**EDIT:** Formal proof that one can use ADD instead of SUB for unsigned integers **AND** spot unsigned overflow/underflow as if from SUB.

Let's say we want to calculate `a - b`

, where `a`

and `b`

are 4-bit unsigned integers and we want to perform subtraction via addition and get a 4-bit difference and an underflow/overflow indication when **a < b**.

a - b = a + (-b)

Since we're operating in modulo-16 arithmetic, `-b`

= `16-b`

. So,

a - b = a + (-b) = a + (16 - b)

If we perform regular unsigned addition of `a`

and `16-b`

the overflow condition for this addition, which is often indicated by the CPU in its `carry`

flag, will be this (recall that we're dealing with 4-bit integers):

a + (16 - b) > 15

Let's simplify this overflow condition:

a + 16 - b > 15

a + 16 > 15 + b

a + 1 > b

a > b - 1

Let's now recall that we're dealing with integers. Therefore the above can be rewritten as:

**a >= b**.

This is the condition for getting carry flag = 1 after adding `a`

and `(16)-b`

. If the inequality doesn't hold, we get carry = 0.

Let's now recall that we were interested in overflow/underflow from subtraction (a - b). That condition is **a < b**.

Well, **a >= b** is the exact opposite of **a < b**.

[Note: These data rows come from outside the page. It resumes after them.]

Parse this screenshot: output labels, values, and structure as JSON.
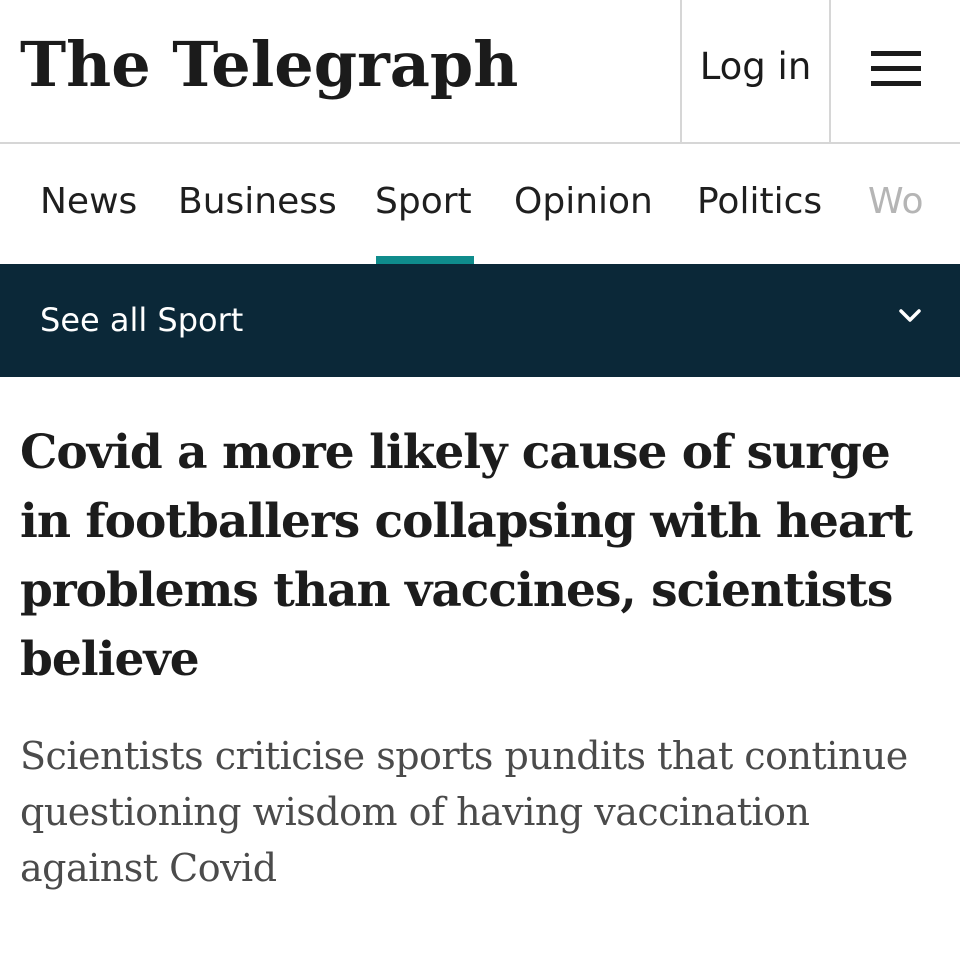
{
  "masthead": {
    "logo_text": "The Telegraph",
    "login_label": "Log in",
    "menu_icon": "hamburger-menu-icon"
  },
  "primary_nav": {
    "items": [
      {
        "label": "News"
      },
      {
        "label": "Business"
      },
      {
        "label": "Sport",
        "active": true
      },
      {
        "label": "Opinion"
      },
      {
        "label": "Politics"
      },
      {
        "label": "Wo"
      }
    ],
    "active_underline_color": "#0f8c8c"
  },
  "subnav": {
    "label": "See all Sport",
    "icon": "chevron-down-icon",
    "background_color": "#0b2838"
  },
  "article": {
    "headline": "Covid a more likely cause of surge in footballers collapsing with heart problems than vaccines, scientists believe",
    "standfirst": "Scientists criticise sports pundits that continue questioning wisdom of having vaccination against Covid"
  }
}
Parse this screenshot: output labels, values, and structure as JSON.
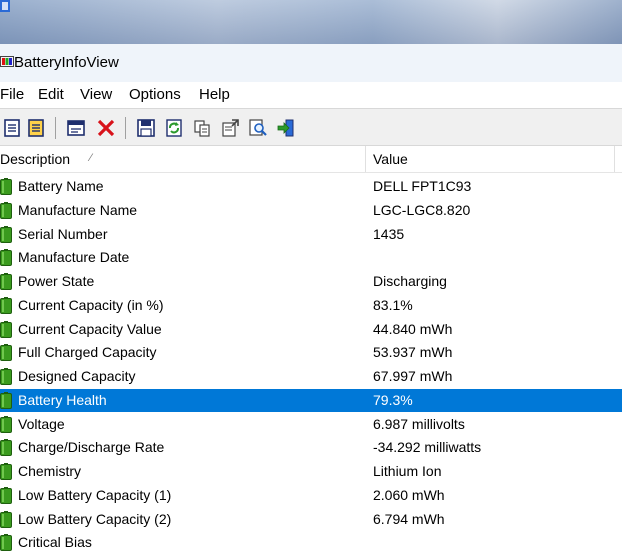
{
  "window": {
    "title": "BatteryInfoView"
  },
  "menu": [
    "File",
    "Edit",
    "View",
    "Options",
    "Help"
  ],
  "columns": {
    "description": "Description",
    "value": "Value"
  },
  "rows": [
    {
      "description": "Battery Name",
      "value": "DELL FPT1C93"
    },
    {
      "description": "Manufacture Name",
      "value": "LGC-LGC8.820"
    },
    {
      "description": "Serial Number",
      "value": "1435"
    },
    {
      "description": "Manufacture Date",
      "value": ""
    },
    {
      "description": "Power State",
      "value": "Discharging"
    },
    {
      "description": "Current Capacity (in %)",
      "value": "83.1%"
    },
    {
      "description": "Current Capacity Value",
      "value": "44.840 mWh"
    },
    {
      "description": "Full Charged Capacity",
      "value": "53.937 mWh"
    },
    {
      "description": "Designed Capacity",
      "value": "67.997 mWh"
    },
    {
      "description": "Battery Health",
      "value": "79.3%"
    },
    {
      "description": "Voltage",
      "value": "6.987 millivolts"
    },
    {
      "description": "Charge/Discharge Rate",
      "value": "-34.292 milliwatts"
    },
    {
      "description": "Chemistry",
      "value": "Lithium Ion"
    },
    {
      "description": "Low Battery Capacity (1)",
      "value": "2.060 mWh"
    },
    {
      "description": "Low Battery Capacity (2)",
      "value": "6.794 mWh"
    },
    {
      "description": "Critical Bias",
      "value": ""
    }
  ],
  "selected_row": "Battery Health",
  "colors": {
    "selection": "#0078d7",
    "battery_green": "#3a9a1e",
    "titlebar": "#eff4fa",
    "toolbar": "#f0f0f0"
  },
  "toolbar_icons": [
    "html-report-all-icon",
    "html-report-selected-icon",
    "properties-window-icon",
    "delete-icon",
    "save-icon",
    "refresh-icon",
    "copy-icon",
    "properties-icon",
    "find-icon",
    "exit-icon"
  ]
}
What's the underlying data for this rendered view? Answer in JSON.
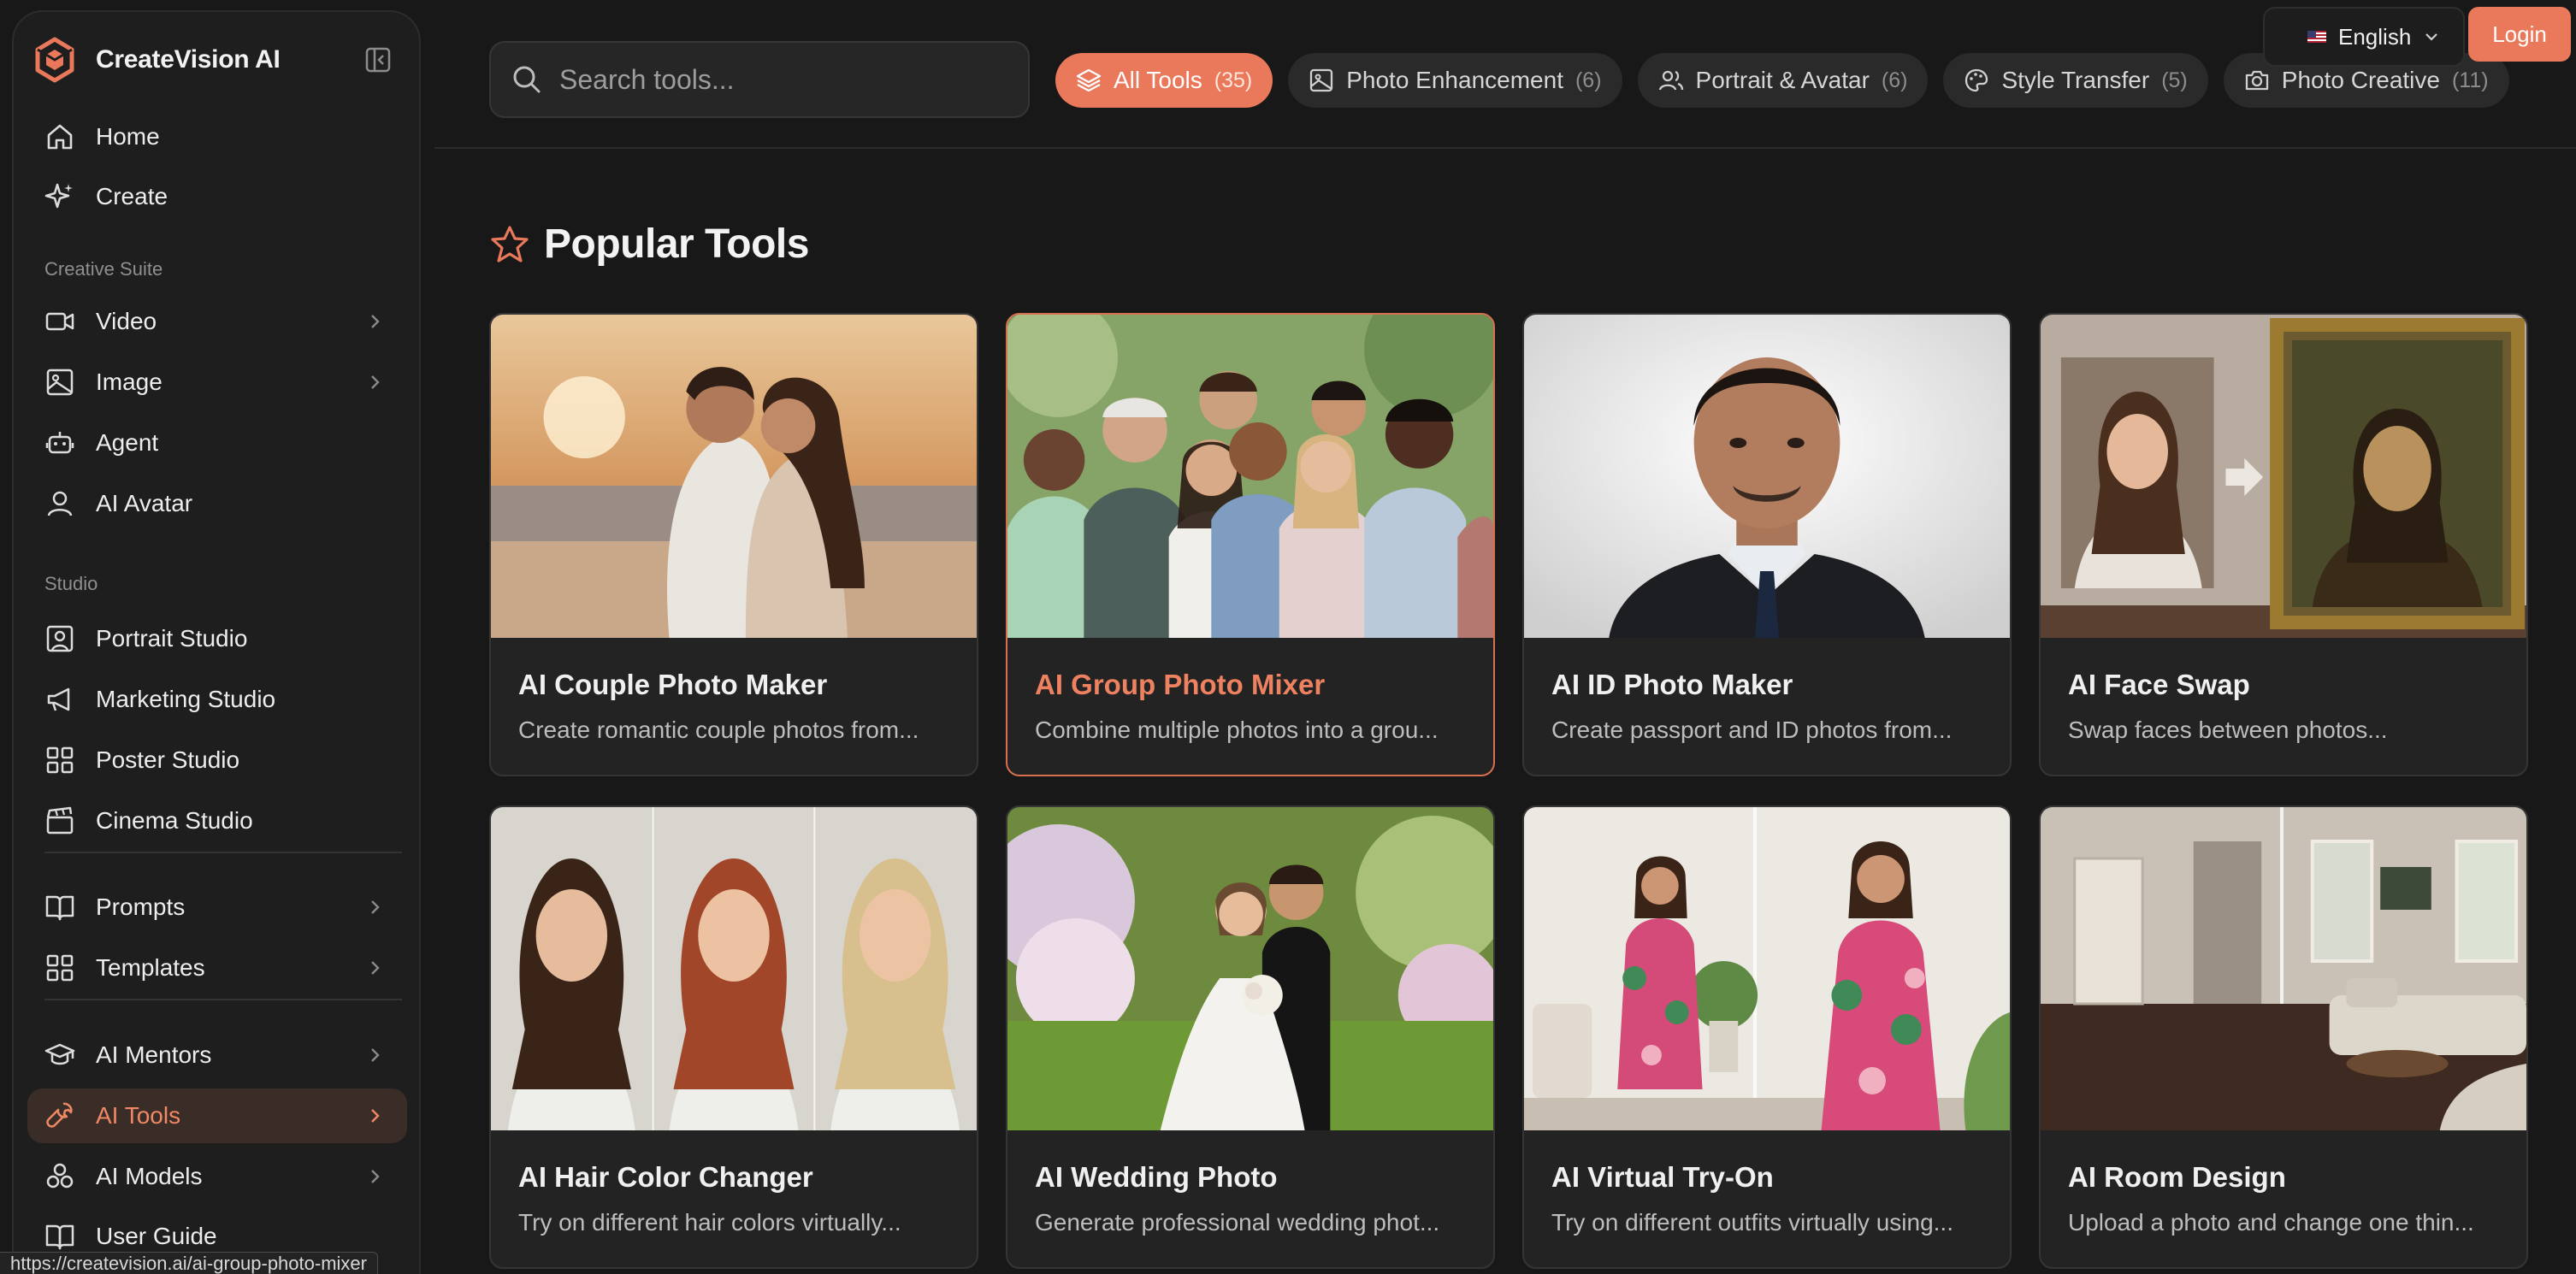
{
  "brand": {
    "name": "CreateVision AI"
  },
  "sidebar": {
    "primary": [
      {
        "label": "Home",
        "icon": "home-icon"
      },
      {
        "label": "Create",
        "icon": "sparkle-icon"
      }
    ],
    "creative_suite_label": "Creative Suite",
    "creative_suite": [
      {
        "label": "Video",
        "icon": "video-icon"
      },
      {
        "label": "Image",
        "icon": "image-icon"
      },
      {
        "label": "Agent",
        "icon": "robot-icon"
      },
      {
        "label": "AI Avatar",
        "icon": "user-icon"
      }
    ],
    "studio_label": "Studio",
    "studio": [
      {
        "label": "Portrait Studio",
        "icon": "portrait-icon"
      },
      {
        "label": "Marketing Studio",
        "icon": "megaphone-icon"
      },
      {
        "label": "Poster Studio",
        "icon": "grid-icon"
      },
      {
        "label": "Cinema Studio",
        "icon": "clapperboard-icon"
      }
    ],
    "resources": [
      {
        "label": "Prompts",
        "icon": "book-icon"
      },
      {
        "label": "Templates",
        "icon": "grid-icon"
      }
    ],
    "learn": [
      {
        "label": "AI Mentors",
        "icon": "graduation-cap-icon"
      },
      {
        "label": "AI Tools",
        "icon": "wrench-icon"
      },
      {
        "label": "AI Models",
        "icon": "models-icon"
      },
      {
        "label": "User Guide",
        "icon": "book-open-icon"
      }
    ]
  },
  "status_bar": {
    "url": "https://createvision.ai/ai-group-photo-mixer"
  },
  "search": {
    "placeholder": "Search tools..."
  },
  "filters": [
    {
      "label": "All Tools",
      "count": "(35)",
      "active": true
    },
    {
      "label": "Photo Enhancement",
      "count": "(6)"
    },
    {
      "label": "Portrait & Avatar",
      "count": "(6)"
    },
    {
      "label": "Style Transfer",
      "count": "(5)"
    },
    {
      "label": "Photo Creative",
      "count": "(11)"
    }
  ],
  "header": {
    "language": "English",
    "login": "Login"
  },
  "section": {
    "title": "Popular Tools"
  },
  "tools": [
    {
      "title": "AI Couple Photo Maker",
      "desc": "Create romantic couple photos from..."
    },
    {
      "title": "AI Group Photo Mixer",
      "desc": "Combine multiple photos into a grou..."
    },
    {
      "title": "AI ID Photo Maker",
      "desc": "Create passport and ID photos from..."
    },
    {
      "title": "AI Face Swap",
      "desc": "Swap faces between photos..."
    },
    {
      "title": "AI Hair Color Changer",
      "desc": "Try on different hair colors virtually..."
    },
    {
      "title": "AI Wedding Photo",
      "desc": "Generate professional wedding phot..."
    },
    {
      "title": "AI Virtual Try-On",
      "desc": "Try on different outfits virtually using..."
    },
    {
      "title": "AI Room Design",
      "desc": "Upload a photo and change one thin..."
    }
  ],
  "colors": {
    "accent": "#e9795a",
    "background": "#181818",
    "sidebar": "#1e1e1e",
    "card": "#232323"
  }
}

From this it follows that the `carry`

flag that you get from adding `a`

and `(16)-b`

is the inverse of the subtraction overflow, or, in other words, the **inverse** of the `borrow`

flag you'd get by subtracting `b`

directly from `a`

using the appropriate subtraction instruction (e.g. SUB).

Just invert the carry or treat it in the opposite way.